“Right now, based on this year’s government schedule risk assessment, it looks like with greater than a 90 percent probability the Boeing team will deliver the 18 tankers by 2017 as laid out in the contract,” Maj. Gen. John Thompson, Air Force program executive officer for tankers, said during a Tuesday briefing at the Air Force Association’s annual convention in suburban Washington.
Boeing has met most of its contractual requirements early and is about 40 percent finished with the tanker’s development program, Thompson said.
The Air Force selected the Boeing 767-based tanker over an EADS A330 rival in February 2011. The contract for 179 of the aircraft is valued at $35 billion.
Low-rate initial production is scheduled to begin in 2015. Production is scheduled to ramp up to 15 tankers per year in 2017 and is expected to run though 2017, Thompson said.
“[The] bottom line from the operational assessment that was published in May is that from an effectivity, suitability and mission-accomplishment standpoint, the KC-46 is on track,” Thompson said.
Unlike many Pentagon procurement programs, the KC-46 program has remained on track despite sequestration cuts.
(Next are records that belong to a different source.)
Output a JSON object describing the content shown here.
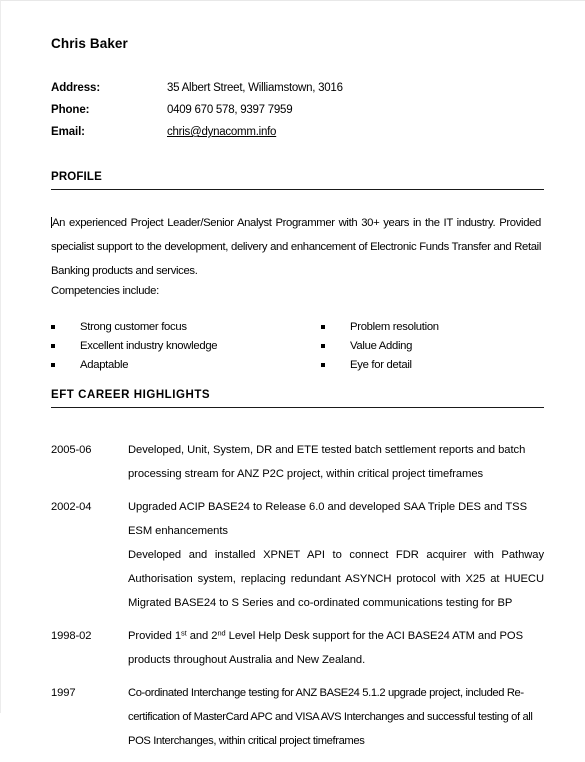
{
  "header": {
    "name": "Chris Baker",
    "contact": [
      {
        "label": "Address:",
        "value": "35 Albert Street, Williamstown, 3016",
        "type": "text"
      },
      {
        "label": "Phone:",
        "value": "0409 670 578, 9397 7959",
        "type": "text"
      },
      {
        "label": "Email:",
        "value": "chris@dynacomm.info",
        "type": "link"
      }
    ]
  },
  "profile": {
    "heading": "PROFILE",
    "paragraph": "An experienced Project Leader/Senior Analyst Programmer with 30+ years in the IT industry. Provided specialist support to the development, delivery and enhancement of Electronic Funds Transfer and Retail Banking products and services.",
    "competencies_intro": "Competencies include:",
    "competencies_left": [
      "Strong customer focus",
      "Excellent industry knowledge",
      "Adaptable"
    ],
    "competencies_right": [
      "Problem resolution",
      "Value Adding",
      "Eye for detail"
    ]
  },
  "career": {
    "heading": "EFT CAREER HIGHLIGHTS",
    "entries": [
      {
        "year": "2005-06",
        "paragraphs": [
          "Developed, Unit, System, DR and ETE tested batch settlement reports and batch processing stream for ANZ P2C project, within critical project timeframes"
        ]
      },
      {
        "year": "2002-04",
        "paragraphs": [
          "Upgraded ACIP BASE24 to Release 6.0 and developed SAA Triple DES and TSS ESM enhancements",
          "Developed and installed XPNET API to connect FDR acquirer with Pathway Authorisation system, replacing redundant ASYNCH protocol with X25 at HUECU Migrated BASE24 to S Series and co-ordinated communications testing for BP"
        ]
      },
      {
        "year": "1998-02",
        "paragraphs_html": [
          "Provided 1<sup>st</sup> and 2<sup>nd</sup> Level Help Desk support for the ACI BASE24 ATM and POS products throughout Australia and New Zealand."
        ]
      },
      {
        "year": "1997",
        "paragraphs": [
          "Co-ordinated Interchange testing for ANZ BASE24 5.1.2 upgrade project, included Re-certification of MasterCard APC and VISA AVS Interchanges and successful testing of all POS Interchanges, within critical project timeframes"
        ]
      }
    ]
  }
}
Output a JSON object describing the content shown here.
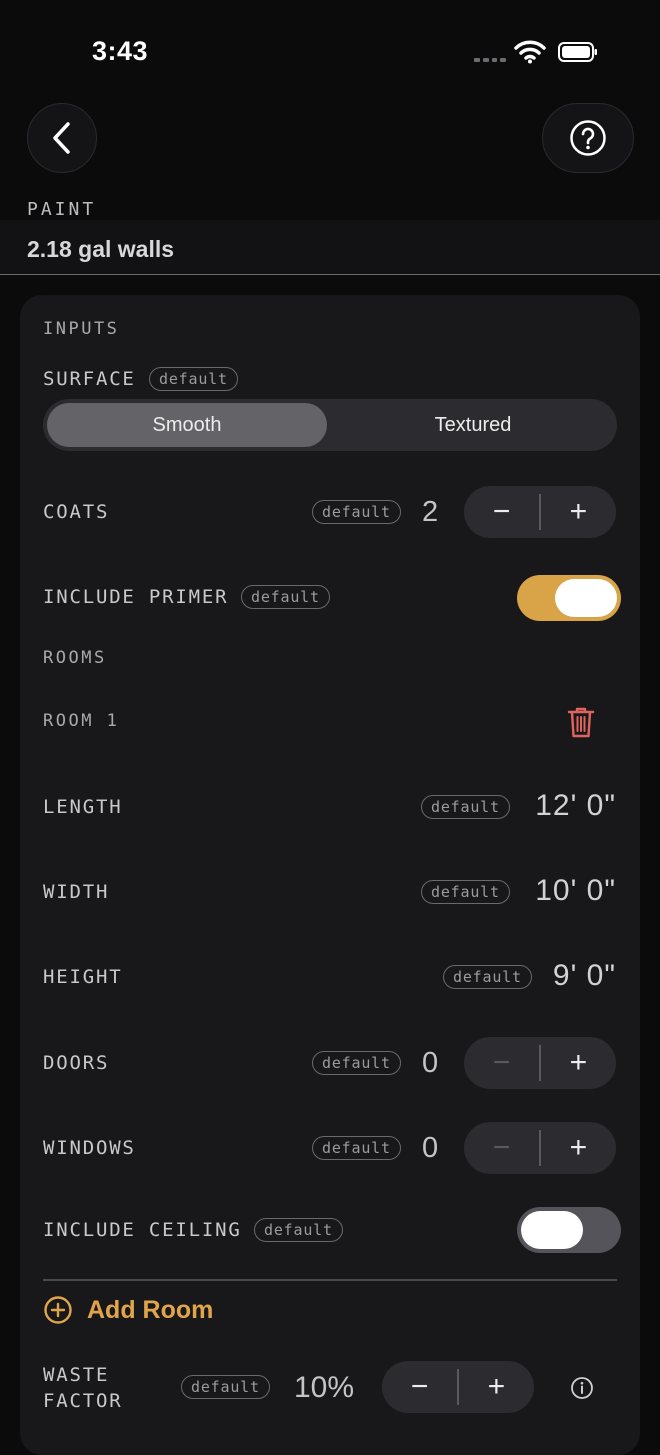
{
  "status_bar": {
    "time": "3:43"
  },
  "header": {
    "section_label": "PAINT",
    "result": "2.18 gal walls"
  },
  "inputs": {
    "title": "INPUTS",
    "default_badge": "default",
    "surface": {
      "label": "SURFACE",
      "options": [
        "Smooth",
        "Textured"
      ],
      "selected": "Smooth"
    },
    "coats": {
      "label": "COATS",
      "value": "2"
    },
    "include_primer": {
      "label": "INCLUDE PRIMER",
      "on": true
    },
    "rooms": {
      "title": "ROOMS",
      "room": {
        "name": "ROOM 1",
        "length": {
          "label": "LENGTH",
          "value": "12' 0\""
        },
        "width": {
          "label": "WIDTH",
          "value": "10' 0\""
        },
        "height": {
          "label": "HEIGHT",
          "value": "9' 0\""
        },
        "doors": {
          "label": "DOORS",
          "value": "0"
        },
        "windows": {
          "label": "WINDOWS",
          "value": "0"
        },
        "include_ceiling": {
          "label": "INCLUDE CEILING",
          "on": false
        }
      },
      "add_room": "Add Room"
    },
    "waste_factor": {
      "label_line1": "WASTE",
      "label_line2": "FACTOR",
      "value": "10%"
    }
  },
  "colors": {
    "accent": "#d9a347",
    "delete": "#e0645c",
    "background": "#0b0b0c",
    "card": "#18181b"
  },
  "icons": [
    "back-chevron-icon",
    "help-icon",
    "wifi-icon",
    "battery-icon",
    "trash-icon",
    "add-circle-icon",
    "info-icon"
  ]
}
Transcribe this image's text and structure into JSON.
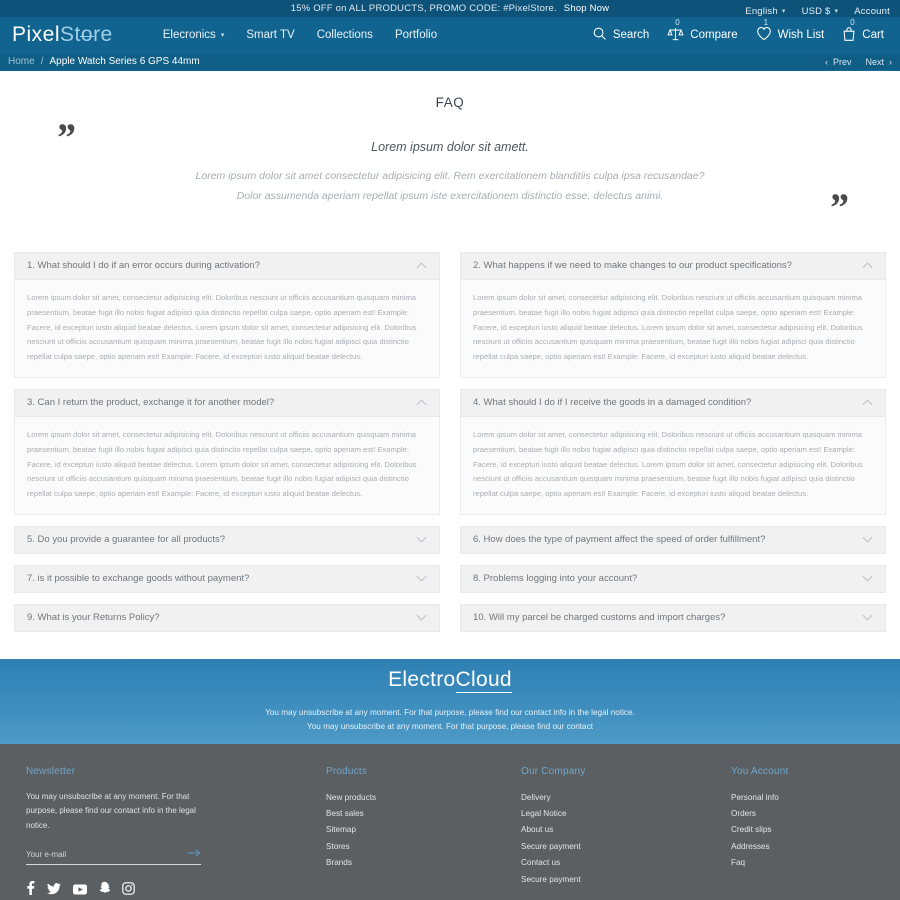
{
  "promo": {
    "text": "15% OFF on ALL PRODUCTS, PROMO CODE: #PixelStore.",
    "link": "Shop Now",
    "language": "English",
    "currency": "USD $",
    "account": "Account"
  },
  "header": {
    "logo_part1": "Pixel",
    "logo_part2_a": "St",
    "logo_part2_o": "o",
    "logo_part2_b": "re",
    "nav": [
      {
        "label": "Elecronics",
        "has_caret": true
      },
      {
        "label": "Smart TV",
        "has_caret": false
      },
      {
        "label": "Collections",
        "has_caret": false
      },
      {
        "label": "Portfolio",
        "has_caret": false
      }
    ],
    "actions": [
      {
        "label": "Search",
        "icon": "search-icon",
        "badge": ""
      },
      {
        "label": "Compare",
        "icon": "compare-icon",
        "badge": "0"
      },
      {
        "label": "Wish List",
        "icon": "heart-icon",
        "badge": "1"
      },
      {
        "label": "Cart",
        "icon": "cart-icon",
        "badge": "0"
      }
    ]
  },
  "breadcrumb": {
    "home": "Home",
    "separator": "/",
    "current": "Apple Watch Series 6 GPS 44mm",
    "prev": "Prev",
    "next": "Next"
  },
  "faq": {
    "title": "FAQ",
    "quote_lead": "Lorem ipsum dolor sit amett.",
    "quote_line1": "Lorem ipsum dolor sit amet consectetur adipisicing elit. Rem exercitationem blanditiis culpa ipsa recusandae?",
    "quote_line2": "Dolor assumenda aperiam repellat ipsum iste exercitationem distinctio esse, delectus animi.",
    "answer_body": "Lorem ipsum dolor sit amet, consectetur adipisicing elit. Doloribus nesciunt ut officiis accusantium quisquam minima praesentium, beatae fugit illo nobis fugiat adipisci quia distinctio repellat culpa saepe, optio aperiam est! Example: Facere, id excepturi iusto aliquid beatae delectus. Lorem ipsum dolor sit amet, consectetur adipisicing elit. Doloribus nesciunt ut officiis accusantium quisquam minima praesentium, beatae fugit illo nobis fugiat adipisci quia distinctio repellat culpa saepe, optio aperiam est! Example: Facere, id excepturi iusto aliquid beatae delectus.",
    "left_items": [
      {
        "question": "1. What should I do if an error occurs during activation?",
        "open": true
      },
      {
        "question": "3. Can I return the product, exchange it for another model?",
        "open": true
      },
      {
        "question": "5. Do you provide a guarantee for all products?",
        "open": false
      },
      {
        "question": "7. is it possible to exchange goods without payment?",
        "open": false
      },
      {
        "question": "9. What is your Returns Policy?",
        "open": false
      }
    ],
    "right_items": [
      {
        "question": "2. What happens if we need to make changes to our product specifications?",
        "open": true
      },
      {
        "question": "4. What should I do if I receive the goods in a damaged condition?",
        "open": true
      },
      {
        "question": "6. How does the type of payment affect the speed of order fulfillment?",
        "open": false
      },
      {
        "question": "8. Problems logging into your account?",
        "open": false
      },
      {
        "question": "10. Will my parcel be charged customs and import charges?",
        "open": false
      }
    ]
  },
  "newsletter_band": {
    "logo_a": "Electro",
    "logo_b": "Cloud",
    "note_line1": "You may unsubscribe at any moment. For that purpose, please find our contact info in the legal notice.",
    "note_line2": "You may unsubscribe at any moment. For that purpose, please find our contact"
  },
  "footer": {
    "newsletter": {
      "heading": "Newsletter",
      "text": "You may unsubscribe at any moment. For that purpose, please find our contact info in the legal notice.",
      "input_placeholder": "Your e-mail",
      "input_value": "",
      "socials": [
        "facebook-icon",
        "twitter-icon",
        "youtube-icon",
        "snapchat-icon",
        "instagram-icon"
      ]
    },
    "products": {
      "heading": "Products",
      "links": [
        "New products",
        "Best sales",
        "Sitemap",
        "Stores",
        "Brands"
      ]
    },
    "company": {
      "heading": "Our Company",
      "links": [
        "Delivery",
        "Legal Notice",
        "About us",
        "Secure payment",
        "Contact us",
        "Secure payment"
      ]
    },
    "account": {
      "heading": "You Account",
      "links": [
        "Personal info",
        "Orders",
        "Credit slips",
        "Addresses",
        "Faq"
      ]
    }
  },
  "colors": {
    "promo_bar": "#0d5379",
    "header": "#11648f",
    "breadcrumb": "#0f5e86",
    "accent_blue": "#6fa7cc",
    "footer_bg": "#5b5f61",
    "faq_header_bg": "#f1f1f1"
  }
}
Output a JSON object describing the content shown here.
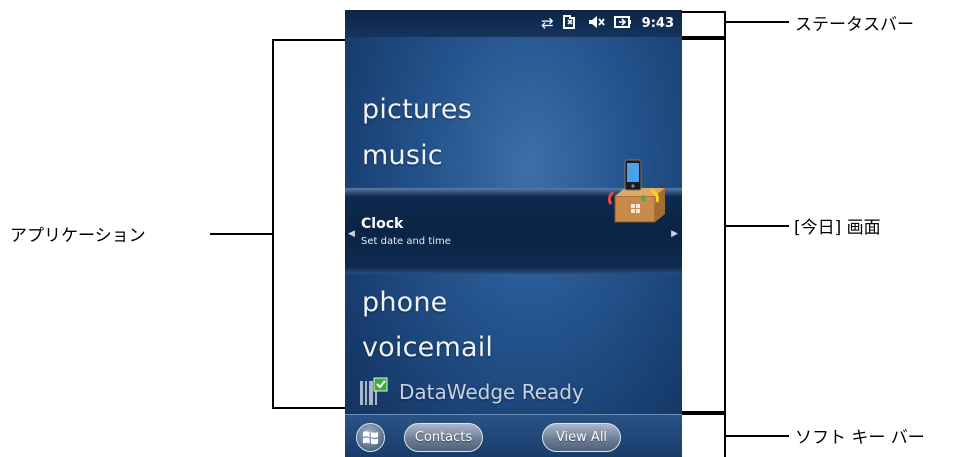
{
  "status_bar": {
    "time": "9:43",
    "icons": [
      "network-sync-icon",
      "signal-icon",
      "speaker-muted-icon",
      "battery-icon"
    ]
  },
  "today": {
    "items": [
      "pictures",
      "music",
      "phone",
      "voicemail"
    ],
    "selected": {
      "title": "Clock",
      "subtitle": "Set date and time",
      "icon": "getting-started-box-icon"
    },
    "datawedge": "DataWedge Ready"
  },
  "softkeys": {
    "start": "windows-start-icon",
    "left": "Contacts",
    "right": "View All"
  },
  "callouts": {
    "status_bar": "ステータスバー",
    "today_screen": "[今日] 画面",
    "soft_key_bar": "ソフト キー バー",
    "applications": "アプリケーション"
  },
  "colors": {
    "screen_bg": "#24538c",
    "status_bg": "#0d2444",
    "text": "#eef3fa"
  }
}
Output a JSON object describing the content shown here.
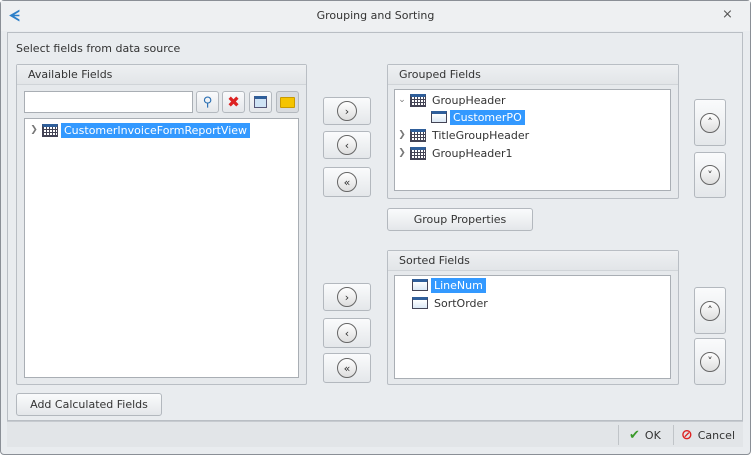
{
  "window": {
    "title": "Grouping and Sorting",
    "close_label": "⨯"
  },
  "instruction": "Select fields from data source",
  "available": {
    "header": "Available Fields",
    "search_value": "",
    "search_placeholder": "",
    "tree": [
      {
        "label": "CustomerInvoiceFormReportView",
        "selected": true,
        "expanded": false
      }
    ]
  },
  "grouped": {
    "header": "Grouped Fields",
    "tree": [
      {
        "label": "GroupHeader",
        "expanded": true
      },
      {
        "label": "CustomerPO",
        "selected": true
      },
      {
        "label": "TitleGroupHeader",
        "expanded": false
      },
      {
        "label": "GroupHeader1",
        "expanded": false
      }
    ]
  },
  "group_properties_label": "Group Properties",
  "sorted": {
    "header": "Sorted Fields",
    "tree": [
      {
        "label": "LineNum",
        "selected": true
      },
      {
        "label": "SortOrder"
      }
    ]
  },
  "add_calculated_label": "Add Calculated Fields",
  "arrows": {
    "add": "›",
    "remove": "‹",
    "remove_all": "«",
    "up": "˄",
    "down": "˅"
  },
  "footer": {
    "ok": "OK",
    "cancel": "Cancel"
  },
  "colors": {
    "selection": "#3399ff",
    "accent": "#2b7fc9"
  }
}
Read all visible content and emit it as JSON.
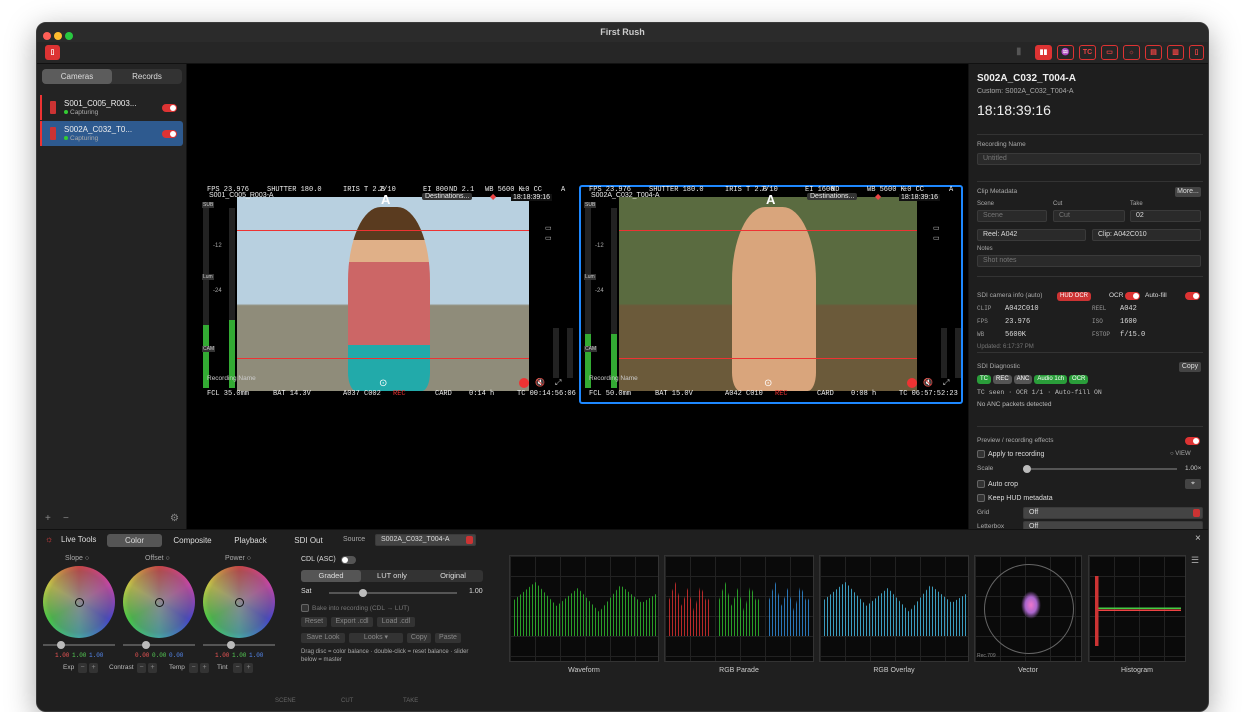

“From a funding perspective as the No. 1 modernization program in the United States Air Force, the people in the Department of Defense, the people in the Department of the Air Force [and] the people over on the Hill that gave us the flexibilities that we needed, took care of us,” Thompson said.